The world of golf (an admittedly precious domain) held its breath Friday night and Saturday morning, waiting to learn if Tiger Woods would be disqualified at the Masters for a rules violation. This, after the enforcers of the rules had assessed a one-shot penalty against a fourteen year-old for slow play. Chinese amateur Tianlang Guan took it well, saying he "respected" the decision. Those unfamiliar with golf's insistence on strict enforcement of the rules were put in mind of Inspector Javert and his lust to punish a man for stealing a loaf of bread.
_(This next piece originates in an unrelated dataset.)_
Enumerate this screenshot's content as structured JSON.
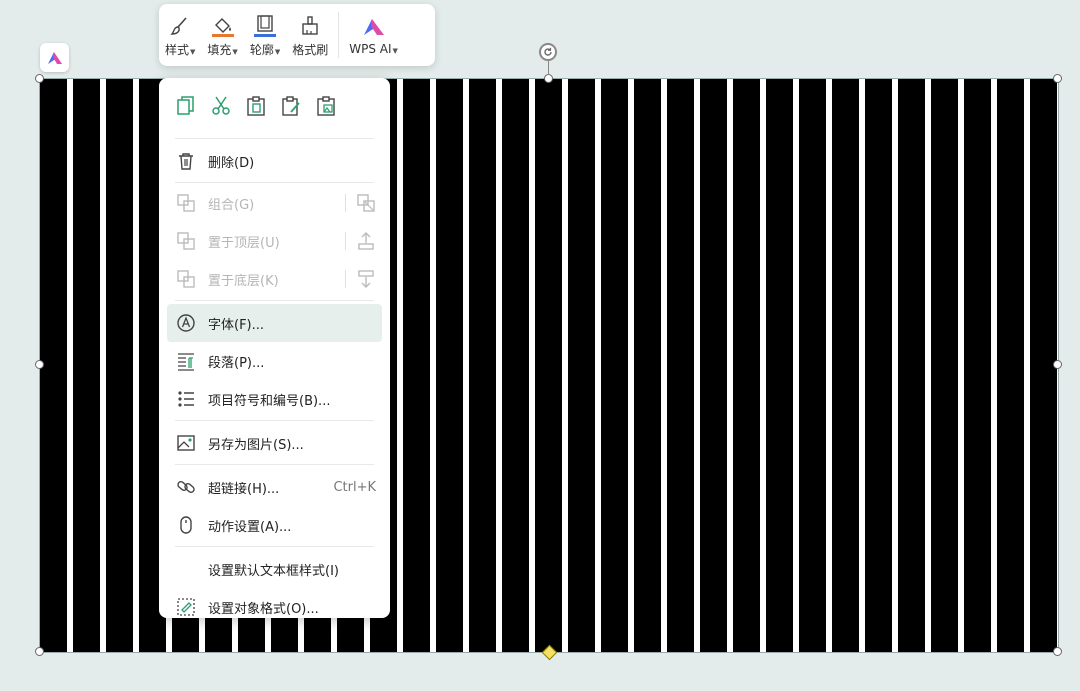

And, then, there was the possibility that the one-stroke penalty would push Guan's score above the cut line so that he would not be playing this weekend. This, when he was one of the great feel-good stories of the tournament and, not incidentally, followed by people beyond the insular world of American golf. A few million of them, many of whom would feel cheated if their hero was sent to the gallows for stealing chickens.
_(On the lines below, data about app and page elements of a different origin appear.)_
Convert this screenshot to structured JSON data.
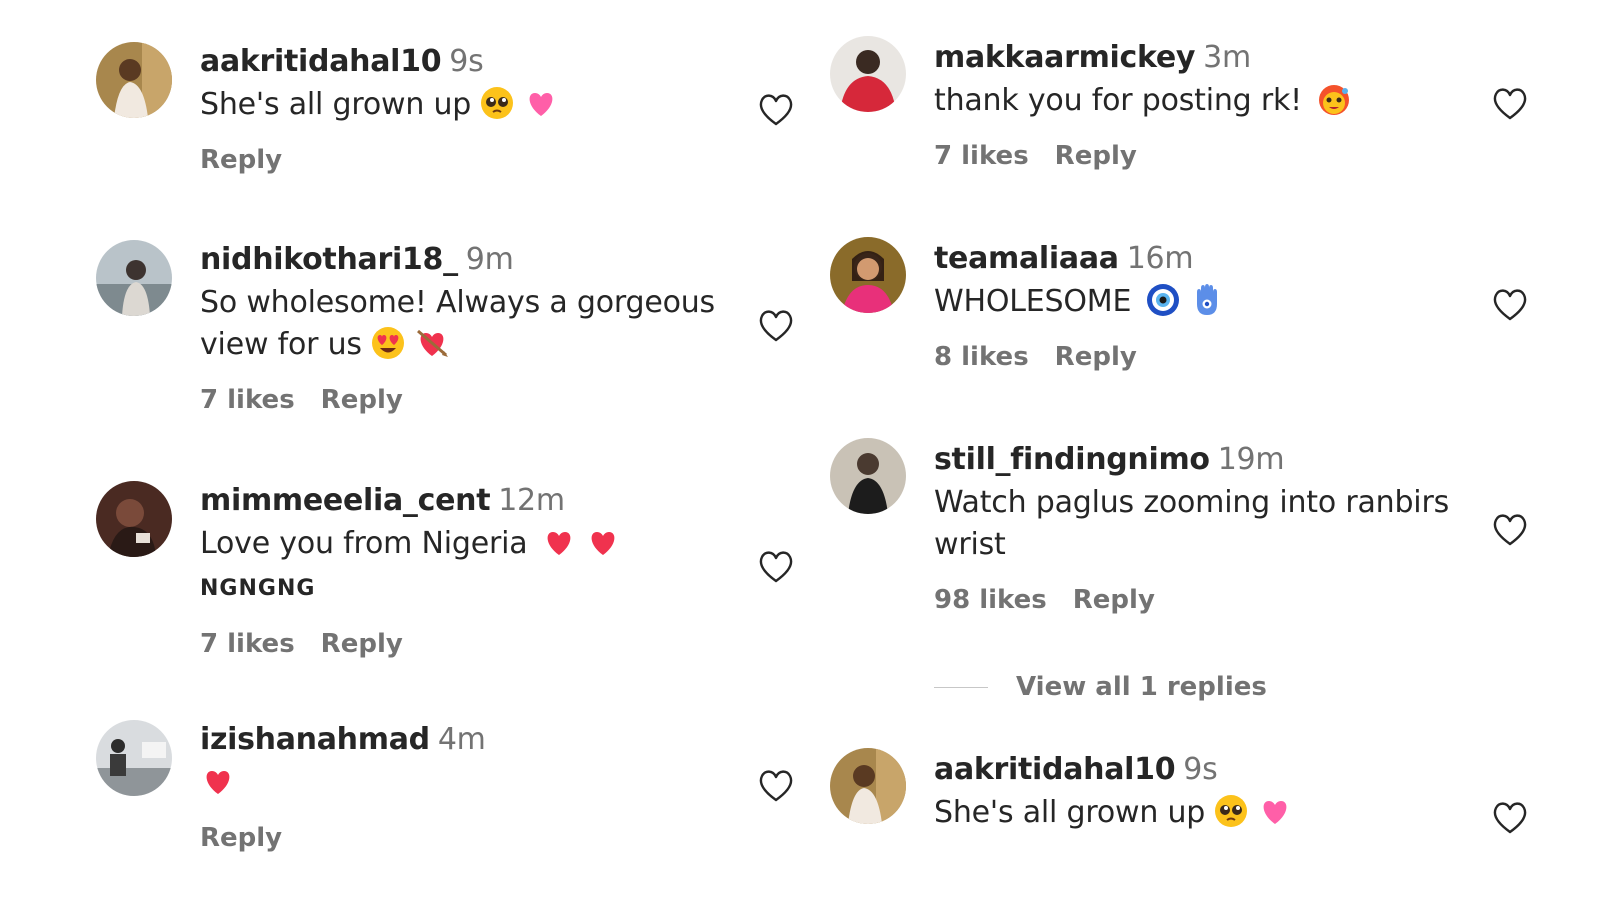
{
  "left_column": [
    {
      "username": "aakritidahal10",
      "time": "9s",
      "text": "She's all grown up",
      "emojis": [
        "pleading-face",
        "pink-heart"
      ],
      "tag": "",
      "likes": "",
      "reply": "Reply"
    },
    {
      "username": "nidhikothari18_",
      "time": "9m",
      "text": "So wholesome! Always a gorgeous view for us",
      "emojis": [
        "heart-eyes",
        "heart-with-arrow"
      ],
      "tag": "",
      "likes": "7 likes",
      "reply": "Reply"
    },
    {
      "username": "mimmeeelia_cent",
      "time": "12m",
      "text": "Love you from Nigeria",
      "emojis": [
        "red-heart",
        "red-heart"
      ],
      "tag": "NGNGNG",
      "likes": "7 likes",
      "reply": "Reply"
    },
    {
      "username": "izishanahmad",
      "time": "4m",
      "text": "",
      "emojis": [
        "red-heart"
      ],
      "tag": "",
      "likes": "",
      "reply": "Reply"
    }
  ],
  "right_column": [
    {
      "username": "makkaarmickey",
      "time": "3m",
      "text": "thank you for posting rk!",
      "emojis": [
        "hot-face"
      ],
      "tag": "",
      "likes": "7 likes",
      "reply": "Reply"
    },
    {
      "username": "teamaliaaa",
      "time": "16m",
      "text": "WHOLESOME",
      "emojis": [
        "nazar-amulet",
        "hamsa"
      ],
      "tag": "",
      "likes": "8 likes",
      "reply": "Reply"
    },
    {
      "username": "still_findingnimo",
      "time": "19m",
      "text": "Watch paglus zooming into ranbirs wrist",
      "emojis": [],
      "tag": "",
      "likes": "98 likes",
      "reply": "Reply"
    },
    {
      "username": "aakritidahal10",
      "time": "9s",
      "text": "She's all grown up",
      "emojis": [
        "pleading-face",
        "pink-heart"
      ],
      "tag": "",
      "likes": "",
      "reply": ""
    }
  ],
  "view_replies_label": "View all 1 replies",
  "colors": {
    "text": "#262626",
    "secondary": "#737373",
    "red_heart": "#f0324e",
    "pink_heart": "#ff5fa8"
  }
}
Then, later, Woods also violated the rules when he improved his lie when taking a drop after his ball had gone into the water. On that shot, Woods could have been forgiven for thinking the Gods of golf had singled him out for special torment when his ball struck the flag stick and, on the ricochet, went into the water.
That was exceedingly bad luck. What happened next was bad judgment. Woods dropped three or four feet beyond the spot from which he'd made the unlucky shot. This, he later explained in a televised interview, in order to make the ball land a little short of the hole if he duplicated the shot. The rules specify that a drop in this case should be made from a point "as close as possible" to the spot of the previous shot.
And so ... controversy all over Twitter, Facebook, and in the holy chambers of the Masters, where there was, no doubt, much exquisite agonizing over what to do. Strict enforcement of the rules would mean making Tiger Woods stand in the corner for the rest of the weekend while people with .
But ... the rules are the rules and disciples of the game believe not only that the rules should be enforced inflexibly but, also, by the players themselves. In golf, if you violate the rules, you call the penalty on yourself. Truly.
Once, after losing a tournament because he had called a one-stroke penalty on himself for a ball movement that nobody else saw, golf legend Bobby Jones was hailed for a his great act of sportsmanship. Jones brushed it off, saying that he might just as well have been praised for not robbing a bank. The Masters, not incidentally, is played on a Jones course.
So for a while, the possibilities seemed to come down to either the Masters kicking Woods out of the tournament or Woods kicking himself out, which might have accomplished the extraordinary result of making him a sympathetic figure.
Ah, but this is the age of the loophole. With minutes to go before the tournament opened, officials enforced a two-stroke penalty on Woods under the provisions of a new rule that was designed around the phenomenon of people seeing on television a rules violation of which players and officials were not aware.
It was a long stretch and one that will, no doubt, be hotly debated in pro-shops and locker rooms around the world.
But Woods will be playing this weekend. And if he wins ... an asterisk, perhaps?